Stored items from a collection:
+++++

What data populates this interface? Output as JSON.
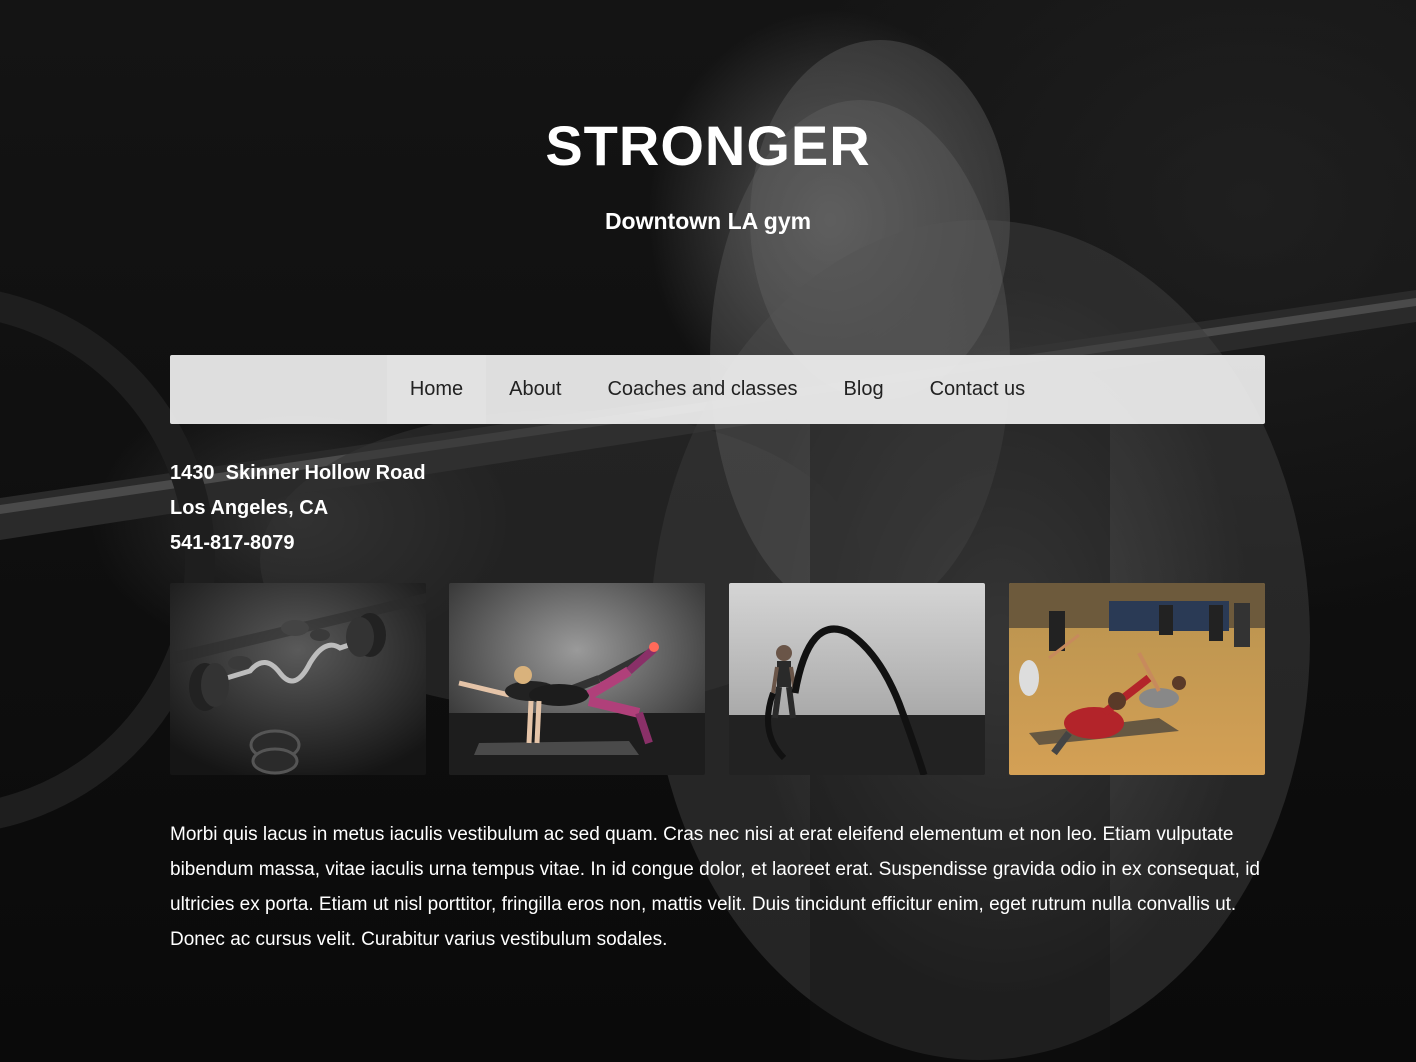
{
  "header": {
    "title": "STRONGER",
    "subtitle": "Downtown LA gym"
  },
  "nav": {
    "items": [
      {
        "label": "Home",
        "active": true
      },
      {
        "label": "About",
        "active": false
      },
      {
        "label": "Coaches and classes",
        "active": false
      },
      {
        "label": "Blog",
        "active": false
      },
      {
        "label": "Contact us",
        "active": false
      }
    ]
  },
  "address": {
    "street": "1430  Skinner Hollow Road",
    "city": "Los Angeles, CA",
    "phone": "541-817-8079"
  },
  "gallery": {
    "photos": [
      {
        "subject": "dumbbell and weight plates"
      },
      {
        "subject": "women doing yoga balance pose"
      },
      {
        "subject": "athlete with battle ropes"
      },
      {
        "subject": "group stretching class"
      }
    ]
  },
  "content": {
    "paragraph": "Morbi quis lacus in metus iaculis vestibulum ac sed quam. Cras nec nisi at erat eleifend elementum et non leo. Etiam vulputate bibendum massa, vitae iaculis urna tempus vitae. In id congue dolor, et laoreet erat. Suspendisse gravida odio in ex consequat, id ultricies ex porta. Etiam ut nisl porttitor, fringilla eros non, mattis velit. Duis tincidunt efficitur enim, eget rutrum nulla convallis ut. Donec ac cursus velit. Curabitur varius vestibulum sodales."
  },
  "colors": {
    "nav_background": "#f0f0f0",
    "nav_text": "#222222",
    "text": "#ffffff",
    "page_background": "#0b0b0b"
  }
}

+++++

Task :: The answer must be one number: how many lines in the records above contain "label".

Reply :: 5